Dataset rows describing interfaces:

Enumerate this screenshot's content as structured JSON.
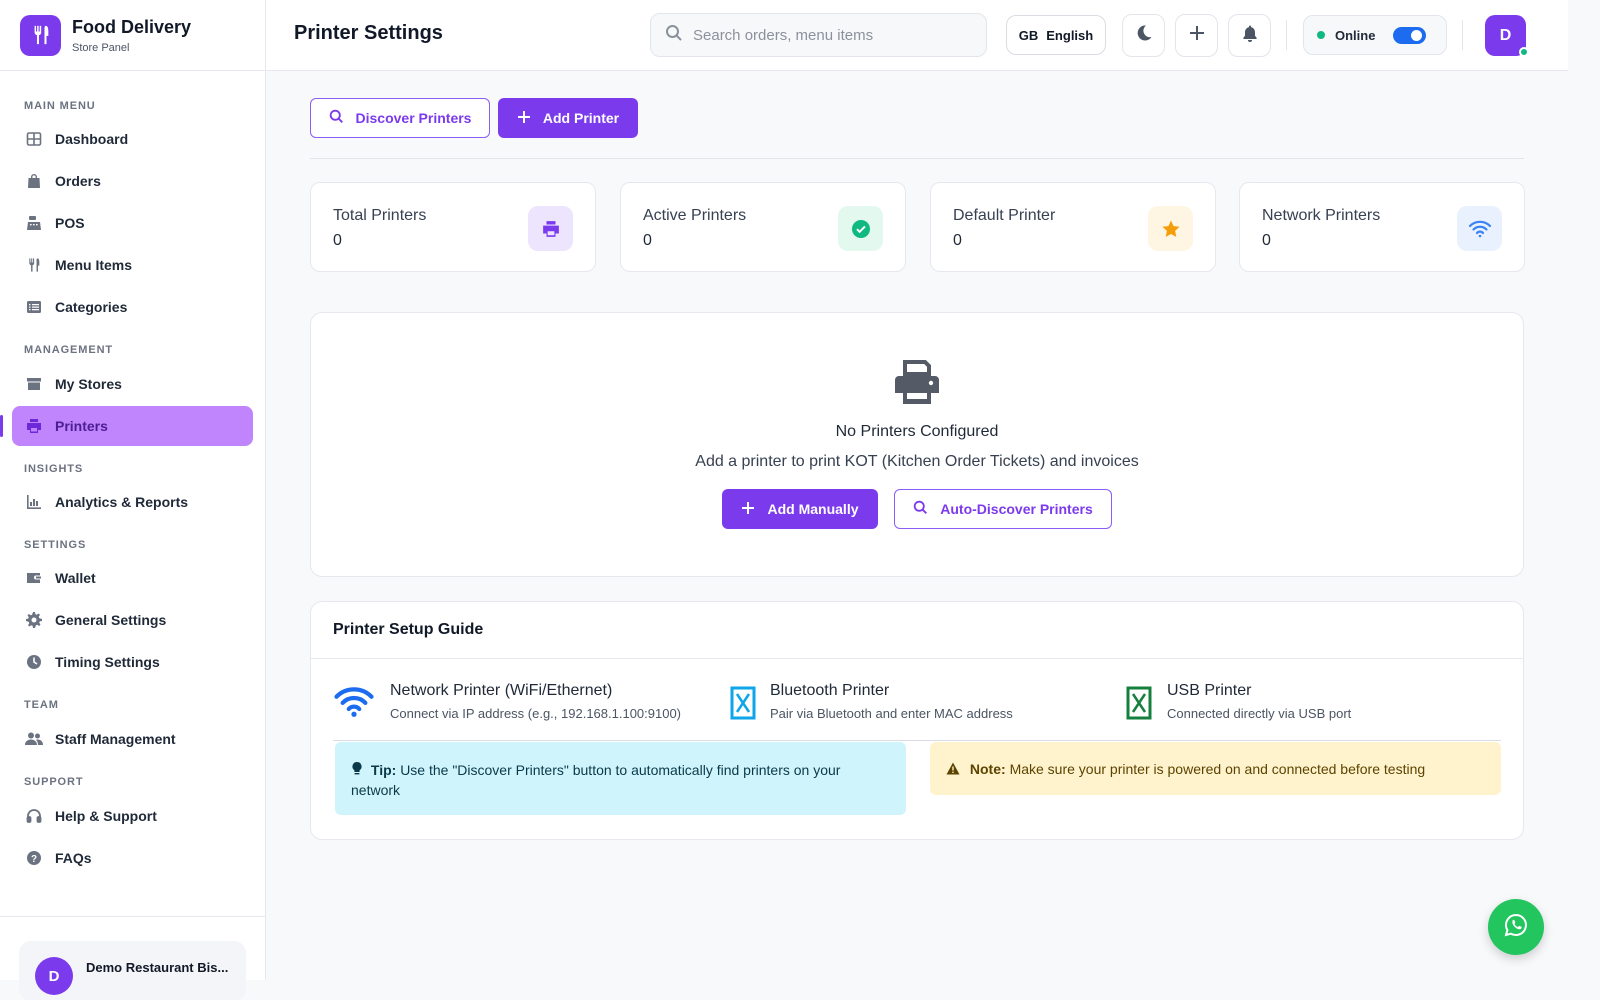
{
  "brand": {
    "title": "Food Delivery",
    "subtitle": "Store Panel",
    "icon": "utensils-icon"
  },
  "sidebar": {
    "sections": [
      {
        "title": "MAIN MENU",
        "items": [
          {
            "label": "Dashboard",
            "icon": "grid-icon"
          },
          {
            "label": "Orders",
            "icon": "shopping-bag-icon"
          },
          {
            "label": "POS",
            "icon": "cash-register-icon"
          },
          {
            "label": "Menu Items",
            "icon": "utensils-icon"
          },
          {
            "label": "Categories",
            "icon": "list-icon"
          }
        ]
      },
      {
        "title": "MANAGEMENT",
        "items": [
          {
            "label": "My Stores",
            "icon": "store-icon"
          },
          {
            "label": "Printers",
            "icon": "printer-icon",
            "active": true
          }
        ]
      },
      {
        "title": "INSIGHTS",
        "items": [
          {
            "label": "Analytics & Reports",
            "icon": "chart-icon"
          }
        ]
      },
      {
        "title": "SETTINGS",
        "items": [
          {
            "label": "Wallet",
            "icon": "wallet-icon"
          },
          {
            "label": "General Settings",
            "icon": "gear-icon"
          },
          {
            "label": "Timing Settings",
            "icon": "clock-icon"
          }
        ]
      },
      {
        "title": "TEAM",
        "items": [
          {
            "label": "Staff Management",
            "icon": "users-icon"
          }
        ]
      },
      {
        "title": "SUPPORT",
        "items": [
          {
            "label": "Help & Support",
            "icon": "headset-icon"
          },
          {
            "label": "FAQs",
            "icon": "question-icon"
          }
        ]
      }
    ],
    "store": {
      "avatar": "D",
      "name": "Demo Restaurant Bis..."
    }
  },
  "header": {
    "title": "Printer Settings",
    "search_placeholder": "Search orders, menu items",
    "lang_code": "GB",
    "lang_label": "English",
    "status_label": "Online",
    "online": true,
    "avatar": "D"
  },
  "actions": {
    "discover_label": "Discover Printers",
    "add_label": "Add Printer"
  },
  "stats": [
    {
      "label": "Total Printers",
      "value": "0",
      "icon": "printer-icon",
      "color": "#7c3aed",
      "bg": "#ede4fd"
    },
    {
      "label": "Active Printers",
      "value": "0",
      "icon": "check-circle-icon",
      "color": "#10b981",
      "bg": "#e3f8ef"
    },
    {
      "label": "Default Printer",
      "value": "0",
      "icon": "star-icon",
      "color": "#f59e0b",
      "bg": "#fef6e2"
    },
    {
      "label": "Network Printers",
      "value": "0",
      "icon": "wifi-icon",
      "color": "#3b82f6",
      "bg": "#e8f1fd"
    }
  ],
  "empty_state": {
    "title": "No Printers Configured",
    "subtitle": "Add a printer to print KOT (Kitchen Order Tickets) and invoices",
    "add_manually": "Add Manually",
    "auto_discover": "Auto-Discover Printers"
  },
  "guide": {
    "title": "Printer Setup Guide",
    "items": [
      {
        "title": "Network Printer (WiFi/Ethernet)",
        "desc": "Connect via IP address (e.g., 192.168.1.100:9100)",
        "icon": "wifi-icon",
        "color": "#1d6cf0"
      },
      {
        "title": "Bluetooth Printer",
        "desc": "Pair via Bluetooth and enter MAC address",
        "icon": "bluetooth-icon",
        "color": "#0ea5e9"
      },
      {
        "title": "USB Printer",
        "desc": "Connected directly via USB port",
        "icon": "usb-icon",
        "color": "#15803d"
      }
    ],
    "tip_label": "Tip:",
    "tip_text": "Use the \"Discover Printers\" button to automatically find printers on your network",
    "note_label": "Note:",
    "note_text": "Make sure your printer is powered on and connected before testing"
  },
  "fab": {
    "icon": "whatsapp-icon"
  },
  "colors": {
    "accent": "#7c3aed",
    "active_nav": "#c084fc",
    "online": "#10b981",
    "toggle": "#1d6cf0",
    "fab": "#22c55e"
  }
}
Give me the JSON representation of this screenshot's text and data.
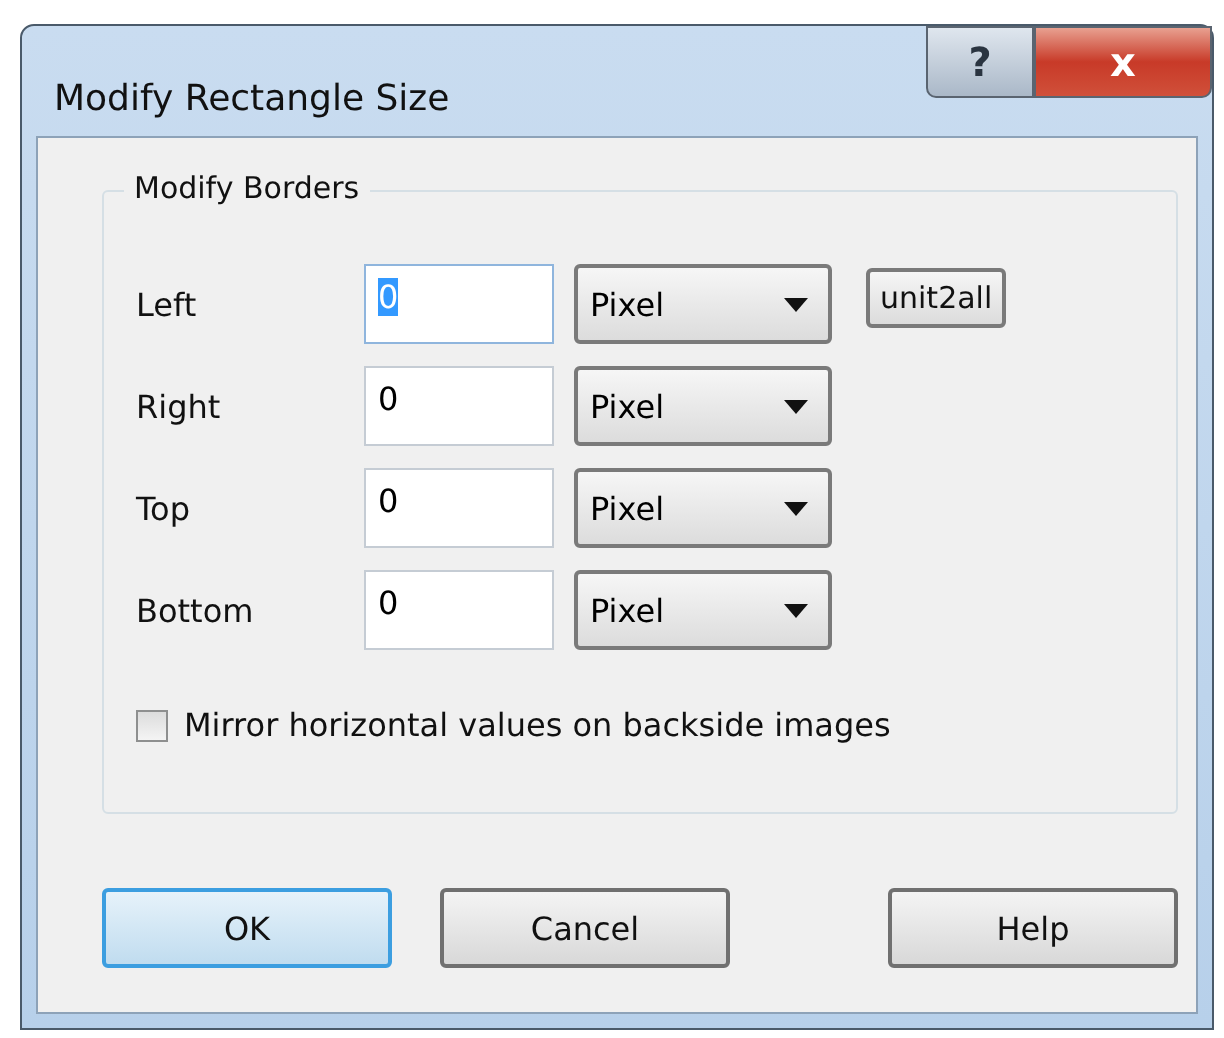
{
  "window": {
    "title": "Modify Rectangle Size",
    "caption_buttons": [
      {
        "kind": "help",
        "label": "?"
      },
      {
        "kind": "close",
        "label": "x"
      }
    ]
  },
  "group": {
    "title": "Modify Borders",
    "rows": [
      {
        "label": "Left",
        "value": "0",
        "focused": true,
        "unit": "Pixel",
        "extra_button": {
          "label": "unit2all"
        }
      },
      {
        "label": "Right",
        "value": "0",
        "focused": false,
        "unit": "Pixel"
      },
      {
        "label": "Top",
        "value": "0",
        "focused": false,
        "unit": "Pixel"
      },
      {
        "label": "Bottom",
        "value": "0",
        "focused": false,
        "unit": "Pixel"
      }
    ],
    "checkbox": {
      "label": "Mirror horizontal values on backside images",
      "checked": false
    }
  },
  "buttons": [
    {
      "label": "OK",
      "default": true
    },
    {
      "label": "Cancel",
      "default": false
    },
    {
      "label": "Help",
      "default": false
    }
  ]
}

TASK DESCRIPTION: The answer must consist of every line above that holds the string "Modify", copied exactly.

SOLUTION TO THIS EXERCISE:
    "title": "Modify Rectangle Size",
    "title": "Modify Borders",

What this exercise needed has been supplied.